Our breath is our primary source of life-giving energy, and a powerful tool for healing. So why don't we hear more from the medical community about how important our breath is to our overall health and vitality? Probably because, as of now, oxygen is still free, so there's not much potential for profit.
Does efficient breathing seem like too simple a solution for your health issues? Read on to discover all the ways better breathing can improve your health.
- Nourishes the cells of the body with oxygen. This one may seem obvious, but for some reason or another, whenever we are feeling depleted, most of us don't usually seem to connect how we are feeling with how we are breathing. According to Dr. Arthur C. Guyton, MD in The Textbook on Medical Physiology, “All chronic pain, suffering, and diseases are caused by a lack of oxygen at the cell level.”
- Boosts the immune system. “Oxygen plays a pivotal role in the functioning of the immune system,” according to Parris M. Kidd, Ph.D. and author of Antioxidant Adaptation. The connection of the breath with the health of our immune system has to do with the role of the breath in stress reduction. When our body is under stress, we tend to breathe more shallowly and this triggers the sympathetic nervous system to react as though we are in danger...known as the “fight or flight” response. Deep breathing triggers our parasympathetic nervous system, which reduces our sensation of stress and induces a state of calm throughout the body.
- Lowers blood pressure. In the same way that deep breathing calms the nervous system to boost our immunity, it also helps to reduce blood pressure. “The relationship between breathing and blood pressure has been known and understood for a long time,” says Robert Fried, Ph.D.,author of The Breath Connection. “It boils down to this: Elevated blood pressure accompanies those bodily states where rapid shallow breathing prevails.
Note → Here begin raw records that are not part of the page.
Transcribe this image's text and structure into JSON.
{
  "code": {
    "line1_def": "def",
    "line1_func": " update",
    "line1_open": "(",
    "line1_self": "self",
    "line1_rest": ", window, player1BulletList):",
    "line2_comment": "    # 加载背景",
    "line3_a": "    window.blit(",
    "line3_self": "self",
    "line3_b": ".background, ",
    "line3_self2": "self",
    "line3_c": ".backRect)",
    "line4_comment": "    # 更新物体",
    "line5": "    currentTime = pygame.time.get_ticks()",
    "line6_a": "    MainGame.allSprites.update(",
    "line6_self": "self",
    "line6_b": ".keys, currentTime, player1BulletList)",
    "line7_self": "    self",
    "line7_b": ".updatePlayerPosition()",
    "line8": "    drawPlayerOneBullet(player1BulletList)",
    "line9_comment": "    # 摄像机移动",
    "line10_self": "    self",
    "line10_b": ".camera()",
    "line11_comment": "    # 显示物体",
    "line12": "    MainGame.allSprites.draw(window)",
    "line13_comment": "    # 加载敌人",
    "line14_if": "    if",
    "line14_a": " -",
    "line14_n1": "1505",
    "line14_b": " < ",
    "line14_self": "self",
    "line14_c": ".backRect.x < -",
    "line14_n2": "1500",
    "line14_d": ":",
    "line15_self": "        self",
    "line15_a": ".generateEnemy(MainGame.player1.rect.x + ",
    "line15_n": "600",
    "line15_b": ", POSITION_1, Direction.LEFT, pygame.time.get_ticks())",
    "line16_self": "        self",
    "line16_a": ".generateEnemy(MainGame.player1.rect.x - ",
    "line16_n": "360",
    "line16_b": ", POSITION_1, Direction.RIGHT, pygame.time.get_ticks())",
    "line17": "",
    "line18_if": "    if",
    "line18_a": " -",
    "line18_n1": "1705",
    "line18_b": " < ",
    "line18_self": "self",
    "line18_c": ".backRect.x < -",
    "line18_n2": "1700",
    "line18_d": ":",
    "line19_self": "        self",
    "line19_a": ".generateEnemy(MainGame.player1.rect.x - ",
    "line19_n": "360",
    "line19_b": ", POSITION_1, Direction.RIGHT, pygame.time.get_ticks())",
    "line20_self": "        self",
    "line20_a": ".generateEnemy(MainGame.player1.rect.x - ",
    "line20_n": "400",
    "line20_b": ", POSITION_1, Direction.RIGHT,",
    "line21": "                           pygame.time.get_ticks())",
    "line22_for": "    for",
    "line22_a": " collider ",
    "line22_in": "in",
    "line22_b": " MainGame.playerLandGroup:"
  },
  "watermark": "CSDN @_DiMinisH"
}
By altering breathing to a slow diaphragmatic mode, blood pressure decreases.”
- Regulates our hormones. The pituitary gland is responsible for regulating all the glands in the body and our production of hormones. The average person takes about 15 breaths per minute. When we slow our natural breathing to a rate of 8 breaths per minute, it stimulates our pituitary gland to function optimally, balancing our hormone production.
- Removes toxins from our cells. Our breath is the most detoxifying function of our body. According to Gay Hendricks, Ph.D., author of Conscious Breathing, “The human body is designed to discharge 70% of its toxins through breathing. Only a small percentage of toxins are discharged through sweat, defecation and urination. If your breathing is not operating at peak efficiency, you are not ridding yourself of toxins properly.”
- Reduces risk of cancer. Dr. Otto Warburg, Nobel Prize winner and Director of the Max Planck Institute for Cell Physiology in Berlin, has conducted research that confirms that the key condition preceding the development of cancer is a lack of oxygen at the cellular level. He states, “Cancer has only one prime cause. It is the replacement of normal oxygen respiration of the body's cells by anaerobic (i.e. oxygen-deficient) cell respiration.”
- Heals heart disease. According to a Dutch Study, which compared two different groups of heart attack patients, deep breathing can reduce the risk of heart attack. The first group in the study was taught simple diaphragmatic breathing, while the second group was given no breath retraining. Over the next two years, no one from the first group had another heart attack, while 7 of the 12 members of the second group had a second heart attack.
- Calms the mind and expands self-awareness. Our breath is controlled by both the autonomic nervous system and the somatic nervous system. This means that we continue to breathe automatically when we're not thinking about it, and we can also control our breath through awareness. This capacity is what makes the breath a truly unique function of the body: it is the link between the conscious and unconscious aspects of ourselves. Through breathing consciously, we uncover all of the dormant potential we have hidden away in our bodies.
- Heals emotional trauma. This is big one! Throughout our lives, most of us have learned that whenever we feel an emotion that is uncomfortable (or unacceptable) we can dull ourselves to the sensation of it by holding our breath. This is how we have learned to cope with discomfort. However, when we limit our experiences of the “bad” emotions (pain, sadness, fear, and anger), we also limit our capacity to experience the “good” emotions (joy, love, pleasure, gratitude). We learn to numb ourselves to the experience of life. However, through expanding and deepening our breath, we can restore our capacity to feel alive, joyful and happy!
- Connects us to our spirit. Whenever we lack inspiration in our life, we are not fully utilizing our breath. After all, one of the meanings of the word inspire is “to inhale.” As David Elliott, healer and author, states, “The breath is the freeway to your soul.”
Debby Andersen is a Yoga Teacher/Healer in San Antonio, offering private and group classes in yoga and breathwork. If you are interested in improving your breathing, check out her upcoming online Pranayama (breathing) course.
For more information on Debby's work and her offerings, visit her website and sign up for her newsletter.